**** The input ****

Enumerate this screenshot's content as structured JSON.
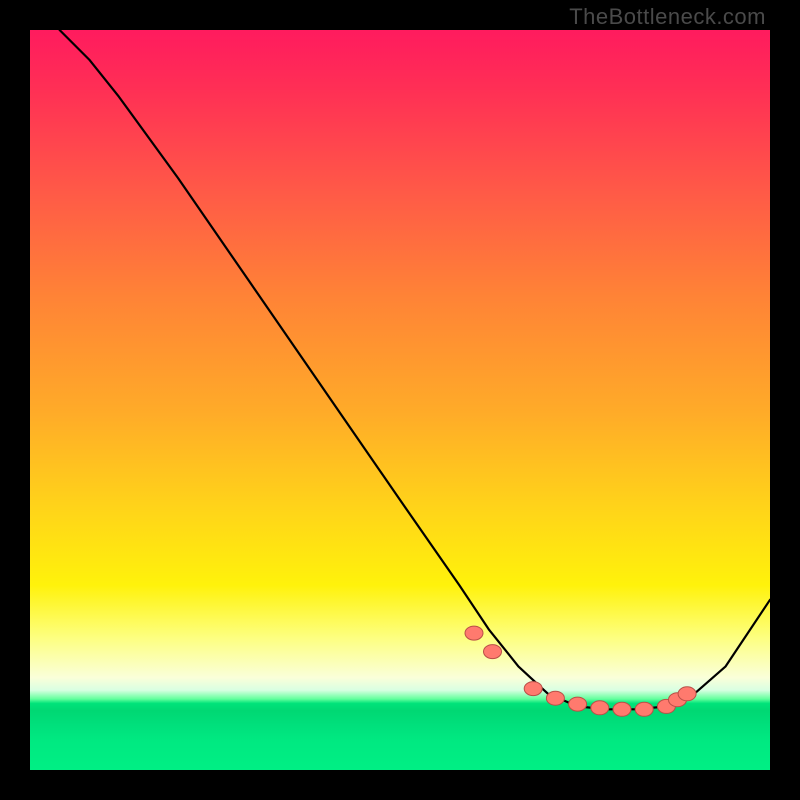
{
  "watermark": "TheBottleneck.com",
  "chart_data": {
    "type": "line",
    "title": "",
    "xlabel": "",
    "ylabel": "",
    "xlim": [
      0,
      100
    ],
    "ylim": [
      0,
      100
    ],
    "grid": false,
    "legend": false,
    "series": [
      {
        "name": "curve",
        "x": [
          4,
          8,
          12,
          20,
          30,
          40,
          50,
          58,
          62,
          66,
          70,
          74,
          78,
          82,
          86,
          90,
          94,
          100
        ],
        "y": [
          100,
          96,
          91,
          80,
          65.5,
          51,
          36.5,
          25,
          19,
          14,
          10.3,
          8.6,
          8.2,
          8.2,
          8.6,
          10.5,
          14,
          23
        ]
      }
    ],
    "markers": {
      "name": "highlight-points",
      "x": [
        60,
        62.5,
        68,
        71,
        74,
        77,
        80,
        83,
        86,
        87.5,
        88.8
      ],
      "y": [
        18.5,
        16,
        11,
        9.7,
        8.9,
        8.4,
        8.2,
        8.2,
        8.6,
        9.5,
        10.3
      ]
    }
  }
}
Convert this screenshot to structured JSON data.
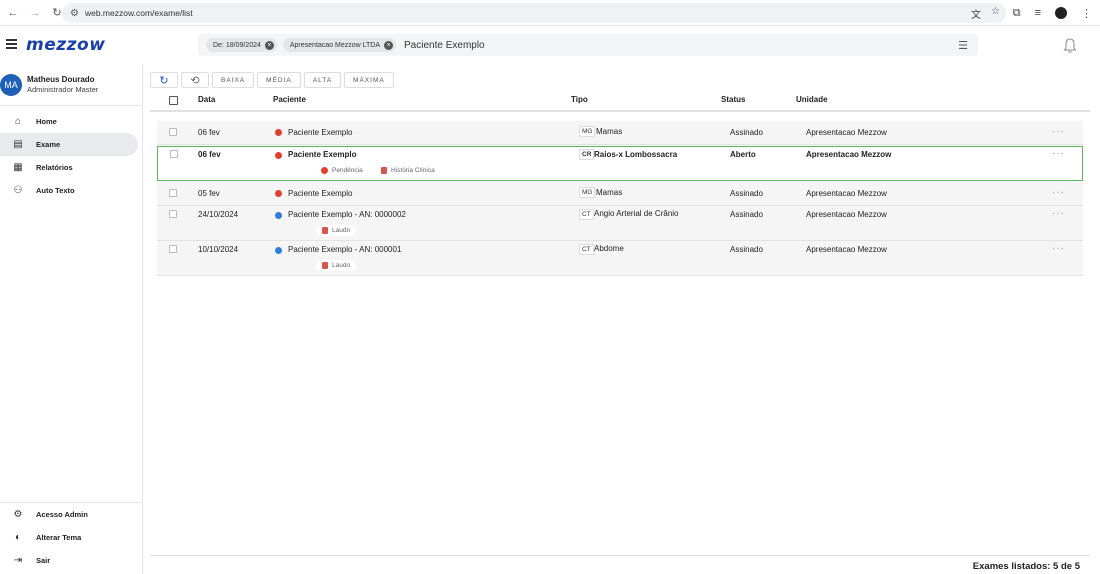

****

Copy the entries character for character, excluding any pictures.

Enumerate this screenshot's content as structured JSON.
{
  "watermark": "TheBottleneck.com",
  "chart_data": {
    "type": "line",
    "title": "",
    "xlabel": "",
    "ylabel": "",
    "xlim": [
      0,
      100
    ],
    "ylim": [
      0,
      100
    ],
    "grid": false,
    "legend": false,
    "series": [
      {
        "name": "curve",
        "x": [
          4,
          8,
          12,
          20,
          30,
          40,
          50,
          58,
          62,
          66,
          70,
          74,
          78,
          82,
          86,
          90,
          94,
          100
        ],
        "y": [
          100,
          96,
          91,
          80,
          65.5,
          51,
          36.5,
          25,
          19,
          14,
          10.3,
          8.6,
          8.2,
          8.2,
          8.6,
          10.5,
          14,
          23
        ]
      }
    ],
    "markers": {
      "name": "highlight-points",
      "x": [
        60,
        62.5,
        68,
        71,
        74,
        77,
        80,
        83,
        86,
        87.5,
        88.8
      ],
      "y": [
        18.5,
        16,
        11,
        9.7,
        8.9,
        8.4,
        8.2,
        8.2,
        8.6,
        9.5,
        10.3
      ]
    }
  }
}
Convert this screenshot to structured JSON data.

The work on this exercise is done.